The next prohibition is very excellent. No person under twenty-one years of age may lawfully be employed in any pool-room, billiard-room, brewery, saloon or bar-room where intoxicating liquors are sold. The law also provides for the safety, comfort and protection of children coming within the prohibitive age. It occurs to this writer that these laws are reasonable, equitable, protective, without any effort to interfere with the common services that can be rendered by children in the life of any well regulated family.
It is high time that the people of these United States awake to the dangers that beset us on every hand, from visionaries and dreamers who would legislate laws that would take all of our much beloved freedom away from us, and tie us hand and foot in the exercise of common liberty, personal freedom, and the direction and control of our individual affairs.
Russia, Germany, Italy, and a number of other countries have either willingly, or under compulsion, given up the entire spirit of true democracy and exalted despots, who rule the people with a rod of iron, and having, while they promised freedom, enslaved the masses of the people and do not hesitate to slaughter in cold blood any one who interferes with their despotic control of an enslaved and oppressed people.
The people of this nation ought, en masse, insist upon the maintaining of their personal liberty.
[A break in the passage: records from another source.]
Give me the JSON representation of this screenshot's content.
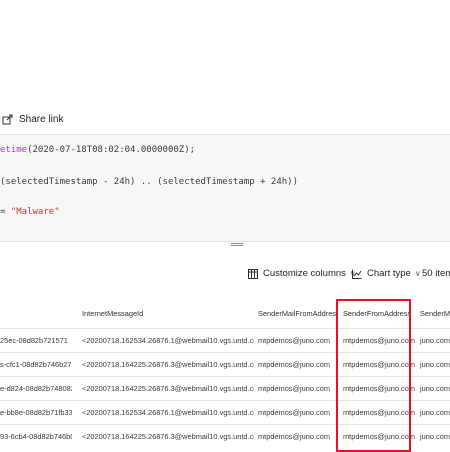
{
  "toolbar": {
    "share_label": "Share link",
    "share_icon": "share-icon"
  },
  "editor": {
    "line1": {
      "fn": "etime",
      "arg": "(2020-07-18T08:02:04.0000000Z);"
    },
    "line2": "(selectedTimestamp - 24h) .. (selectedTimestamp + 24h))",
    "line3": {
      "prefix": "= ",
      "str": "\"Malware\""
    }
  },
  "results_toolbar": {
    "customize_columns": "Customize columns",
    "chart_type": "Chart type",
    "items_count": "50 item"
  },
  "colors": {
    "highlight": "#e81123",
    "keyword": "#9b42b1",
    "string": "#c0392b"
  },
  "table": {
    "columns": [
      "",
      "InternetMessageId",
      "SenderMailFromAddress",
      "SenderFromAddress",
      "SenderMa"
    ],
    "rows": [
      [
        "25ec-08d82b721571",
        "<20200718.162534.26876.1@webmail10.vgs.untd.com>",
        "mtpdemos@juno.com",
        "mtpdemos@juno.com",
        "juno.com"
      ],
      [
        "s-cfc1-08d82b746b27",
        "<20200718.164225.26876.3@webmail10.vgs.untd.com>",
        "mtpdemos@juno.com",
        "mtpdemos@juno.com",
        "juno.com"
      ],
      [
        "e-d824-08d82b748083",
        "<20200718.164225.26876.3@webmail10.vgs.untd.com>",
        "mtpdemos@juno.com",
        "mtpdemos@juno.com",
        "juno.com"
      ],
      [
        "e-bb8e-08d82b71fb33",
        "<20200718.162534.26876.1@webmail10.vgs.untd.com>",
        "mtpdemos@juno.com",
        "mtpdemos@juno.com",
        "juno.com"
      ],
      [
        "93-6cb4-08d82b746b03",
        "<20200718.164225.26876.3@webmail10.vgs.untd.com>",
        "mtpdemos@juno.com",
        "mtpdemos@juno.com",
        "juno.com"
      ]
    ]
  }
}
Of course, this should be without selfishness and a spirit of co-operation for the best interests of the entire people; but it is not to the best interests of any people that communism thrust in upon us its exaggerated and dictatorial spirit that means the wreckage of all of the best and highest ideals of our American civilization.
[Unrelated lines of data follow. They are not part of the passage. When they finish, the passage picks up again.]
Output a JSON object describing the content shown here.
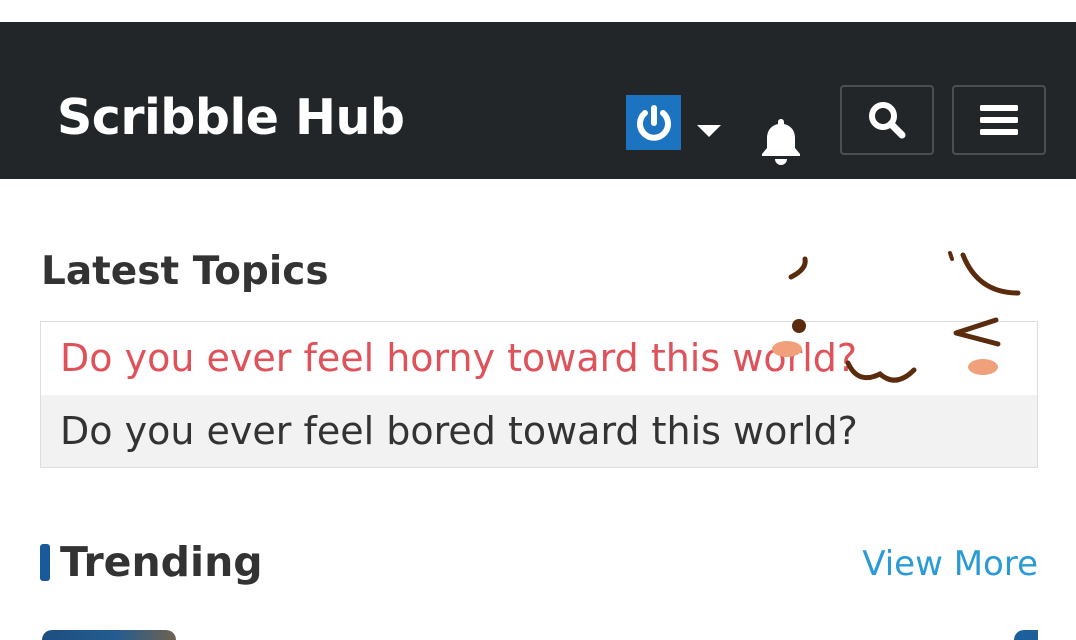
{
  "header": {
    "brand": "Scribble Hub",
    "avatar_icon": "power-icon",
    "notifications_icon": "bell-icon",
    "search_icon": "search-icon",
    "menu_icon": "hamburger-menu-icon",
    "accent": "#1c73c0"
  },
  "latest_topics": {
    "title": "Latest Topics",
    "items": [
      {
        "label": "Do you ever feel horny toward this world?",
        "color": "#e0525a"
      },
      {
        "label": "Do you ever feel bored toward this world?",
        "color": "#333333"
      }
    ]
  },
  "trending": {
    "title": "Trending",
    "view_more": "View More",
    "accent": "#1a5a9b",
    "link_color": "#2a9bd6"
  }
}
Children should, and must be, protected from physical slavery, hard work and heavy burdens that would stultify the development of their bodies, hinder the advantages of education and opportunities for exercise, innocent amusement and healthful play. These are the rights of children, which are sacred and should be secured, if necessary, by the legislation of proper and equitable laws.
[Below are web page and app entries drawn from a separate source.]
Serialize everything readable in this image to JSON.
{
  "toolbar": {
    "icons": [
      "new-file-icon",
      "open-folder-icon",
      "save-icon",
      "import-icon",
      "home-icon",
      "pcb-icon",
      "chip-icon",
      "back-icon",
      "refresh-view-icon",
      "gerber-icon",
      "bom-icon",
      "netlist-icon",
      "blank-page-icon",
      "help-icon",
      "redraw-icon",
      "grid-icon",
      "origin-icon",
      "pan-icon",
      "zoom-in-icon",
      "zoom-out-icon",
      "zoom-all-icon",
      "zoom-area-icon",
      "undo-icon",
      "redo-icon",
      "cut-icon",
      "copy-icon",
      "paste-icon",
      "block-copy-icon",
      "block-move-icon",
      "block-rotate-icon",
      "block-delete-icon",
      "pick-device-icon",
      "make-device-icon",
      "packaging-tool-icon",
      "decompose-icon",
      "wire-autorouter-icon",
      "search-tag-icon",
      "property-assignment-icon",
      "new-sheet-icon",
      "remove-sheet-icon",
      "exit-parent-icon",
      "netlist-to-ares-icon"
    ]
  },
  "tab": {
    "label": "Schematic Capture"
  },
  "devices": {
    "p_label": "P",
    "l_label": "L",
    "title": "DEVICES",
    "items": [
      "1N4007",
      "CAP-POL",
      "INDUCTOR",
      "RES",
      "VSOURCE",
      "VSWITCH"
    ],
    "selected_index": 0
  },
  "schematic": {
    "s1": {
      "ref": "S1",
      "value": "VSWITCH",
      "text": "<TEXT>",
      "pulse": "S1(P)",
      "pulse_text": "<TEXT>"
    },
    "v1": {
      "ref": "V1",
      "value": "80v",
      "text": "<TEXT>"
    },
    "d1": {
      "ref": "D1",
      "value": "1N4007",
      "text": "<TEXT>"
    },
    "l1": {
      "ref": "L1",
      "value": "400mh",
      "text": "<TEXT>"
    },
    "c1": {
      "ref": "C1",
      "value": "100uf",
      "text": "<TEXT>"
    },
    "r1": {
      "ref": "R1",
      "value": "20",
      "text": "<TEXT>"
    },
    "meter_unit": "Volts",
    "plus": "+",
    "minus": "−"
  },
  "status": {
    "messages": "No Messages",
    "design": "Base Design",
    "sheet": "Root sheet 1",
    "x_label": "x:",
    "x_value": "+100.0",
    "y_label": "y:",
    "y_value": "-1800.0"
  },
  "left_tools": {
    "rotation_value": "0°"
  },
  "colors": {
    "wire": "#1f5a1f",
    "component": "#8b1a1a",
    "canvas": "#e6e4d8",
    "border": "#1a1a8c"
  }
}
The drift is in the direction of extreme and fanatical legislation and usages which are out of harmony with our past history, the teachings of Holy Writ, and all of those things that contribute to the growth and development of the best American life and spirit. “Eternal vigilance is the price of liberty.” The good people of this nation must be awake and ready for action, and we do not want men and women with those unpronounceable Russian names, and their coadjutors, to be lobbying around the halls of congress, in the capital of our nation. The proper use of the hoe handle is a means of grace; healthy toil is excellent exercise; it fosters an appetite, assists digestion and is followed by restful sleep, growth and development of all that is best in the building of sturdy, self-reliant American citizenship.